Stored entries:
- Opening Delimiter -

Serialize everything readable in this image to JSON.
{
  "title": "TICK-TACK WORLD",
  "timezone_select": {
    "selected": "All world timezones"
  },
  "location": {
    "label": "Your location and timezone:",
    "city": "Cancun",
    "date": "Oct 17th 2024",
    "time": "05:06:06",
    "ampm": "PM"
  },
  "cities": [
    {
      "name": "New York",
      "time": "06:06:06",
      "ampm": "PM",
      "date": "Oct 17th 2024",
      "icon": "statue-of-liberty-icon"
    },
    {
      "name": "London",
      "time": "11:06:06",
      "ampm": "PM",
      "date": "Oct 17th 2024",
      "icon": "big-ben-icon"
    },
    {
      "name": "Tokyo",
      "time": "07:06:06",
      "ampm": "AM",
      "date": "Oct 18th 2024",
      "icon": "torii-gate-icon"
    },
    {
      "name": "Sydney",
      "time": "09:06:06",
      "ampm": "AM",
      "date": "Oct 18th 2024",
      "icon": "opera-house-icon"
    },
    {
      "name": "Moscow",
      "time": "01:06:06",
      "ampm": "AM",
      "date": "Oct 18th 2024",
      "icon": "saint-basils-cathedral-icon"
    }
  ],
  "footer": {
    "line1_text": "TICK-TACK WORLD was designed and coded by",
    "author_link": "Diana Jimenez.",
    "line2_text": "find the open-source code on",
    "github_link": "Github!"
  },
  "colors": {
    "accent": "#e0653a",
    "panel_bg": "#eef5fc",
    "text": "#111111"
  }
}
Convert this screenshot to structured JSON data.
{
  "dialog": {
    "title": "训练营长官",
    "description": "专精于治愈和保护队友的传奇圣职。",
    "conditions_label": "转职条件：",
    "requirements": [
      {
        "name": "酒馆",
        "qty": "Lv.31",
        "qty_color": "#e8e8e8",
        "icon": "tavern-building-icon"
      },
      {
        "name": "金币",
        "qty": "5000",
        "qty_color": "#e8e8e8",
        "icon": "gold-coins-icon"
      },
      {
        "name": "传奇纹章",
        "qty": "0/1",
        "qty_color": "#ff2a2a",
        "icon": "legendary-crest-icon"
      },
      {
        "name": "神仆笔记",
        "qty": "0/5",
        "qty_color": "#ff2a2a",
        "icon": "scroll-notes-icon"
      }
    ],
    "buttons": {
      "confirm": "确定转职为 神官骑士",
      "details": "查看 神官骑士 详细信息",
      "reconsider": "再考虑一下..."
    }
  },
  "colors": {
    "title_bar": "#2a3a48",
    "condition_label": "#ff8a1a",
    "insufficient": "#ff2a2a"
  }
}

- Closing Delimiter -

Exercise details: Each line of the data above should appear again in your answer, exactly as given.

Written answer:
Serialize everything readable in this image to JSON.
{
  "title": "TICK-TACK WORLD",
  "timezone_select": {
    "selected": "All world timezones"
  },
  "location": {
    "label": "Your location and timezone:",
    "city": "Cancun",
    "date": "Oct 17th 2024",
    "time": "05:06:06",
    "ampm": "PM"
  },
  "cities": [
    {
      "name": "New York",
      "time": "06:06:06",
      "ampm": "PM",
      "date": "Oct 17th 2024",
      "icon": "statue-of-liberty-icon"
    },
    {
      "name": "London",
      "time": "11:06:06",
      "ampm": "PM",
      "date": "Oct 17th 2024",
      "icon": "big-ben-icon"
    },
    {
      "name": "Tokyo",
      "time": "07:06:06",
      "ampm": "AM",
      "date": "Oct 18th 2024",
      "icon": "torii-gate-icon"
    },
    {
      "name": "Sydney",
      "time": "09:06:06",
      "ampm": "AM",
      "date": "Oct 18th 2024",
      "icon": "opera-house-icon"
    },
    {
      "name": "Moscow",
      "time": "01:06:06",
      "ampm": "AM",
      "date": "Oct 18th 2024",
      "icon": "saint-basils-cathedral-icon"
    }
  ],
  "footer": {
    "line1_text": "TICK-TACK WORLD was designed and coded by",
    "author_link": "Diana Jimenez.",
    "line2_text": "find the open-source code on",
    "github_link": "Github!"
  },
  "colors": {
    "accent": "#e0653a",
    "panel_bg": "#eef5fc",
    "text": "#111111"
  }
}
Convert this screenshot to structured JSON data.
{
  "dialog": {
    "title": "训练营长官",
    "description": "专精于治愈和保护队友的传奇圣职。",
    "conditions_label": "转职条件：",
    "requirements": [
      {
        "name": "酒馆",
        "qty": "Lv.31",
        "qty_color": "#e8e8e8",
        "icon": "tavern-building-icon"
      },
      {
        "name": "金币",
        "qty": "5000",
        "qty_color": "#e8e8e8",
        "icon": "gold-coins-icon"
      },
      {
        "name": "传奇纹章",
        "qty": "0/1",
        "qty_color": "#ff2a2a",
        "icon": "legendary-crest-icon"
      },
      {
        "name": "神仆笔记",
        "qty": "0/5",
        "qty_color": "#ff2a2a",
        "icon": "scroll-notes-icon"
      }
    ],
    "buttons": {
      "confirm": "确定转职为 神官骑士",
      "details": "查看 神官骑士 详细信息",
      "reconsider": "再考虑一下..."
    }
  },
  "colors": {
    "title_bar": "#2a3a48",
    "condition_label": "#ff8a1a",
    "insufficient": "#ff2a2a"
  }
}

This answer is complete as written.